(ENTRIES PROVIDED)

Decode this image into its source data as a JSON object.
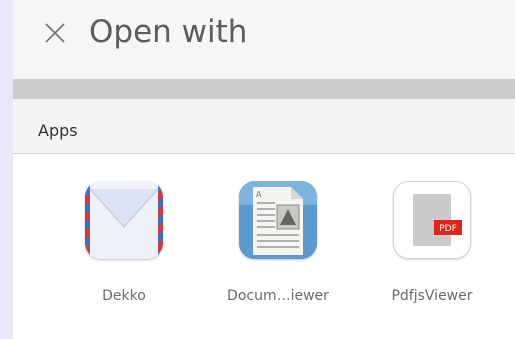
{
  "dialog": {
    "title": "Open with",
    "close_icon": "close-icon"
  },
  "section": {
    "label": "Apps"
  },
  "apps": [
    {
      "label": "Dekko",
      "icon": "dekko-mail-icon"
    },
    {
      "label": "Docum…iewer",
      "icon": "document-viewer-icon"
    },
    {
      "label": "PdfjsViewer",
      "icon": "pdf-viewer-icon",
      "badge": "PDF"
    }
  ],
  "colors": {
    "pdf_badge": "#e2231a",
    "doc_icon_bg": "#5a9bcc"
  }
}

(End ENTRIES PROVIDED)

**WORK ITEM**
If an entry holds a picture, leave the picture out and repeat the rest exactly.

**EXERCISE ANSWER**
Decode this image into its source data as a JSON object.
{
  "dialog": {
    "title": "Open with",
    "close_icon": "close-icon"
  },
  "section": {
    "label": "Apps"
  },
  "apps": [
    {
      "label": "Dekko",
      "icon": "dekko-mail-icon"
    },
    {
      "label": "Docum…iewer",
      "icon": "document-viewer-icon"
    },
    {
      "label": "PdfjsViewer",
      "icon": "pdf-viewer-icon",
      "badge": "PDF"
    }
  ],
  "colors": {
    "pdf_badge": "#e2231a",
    "doc_icon_bg": "#5a9bcc"
  }
}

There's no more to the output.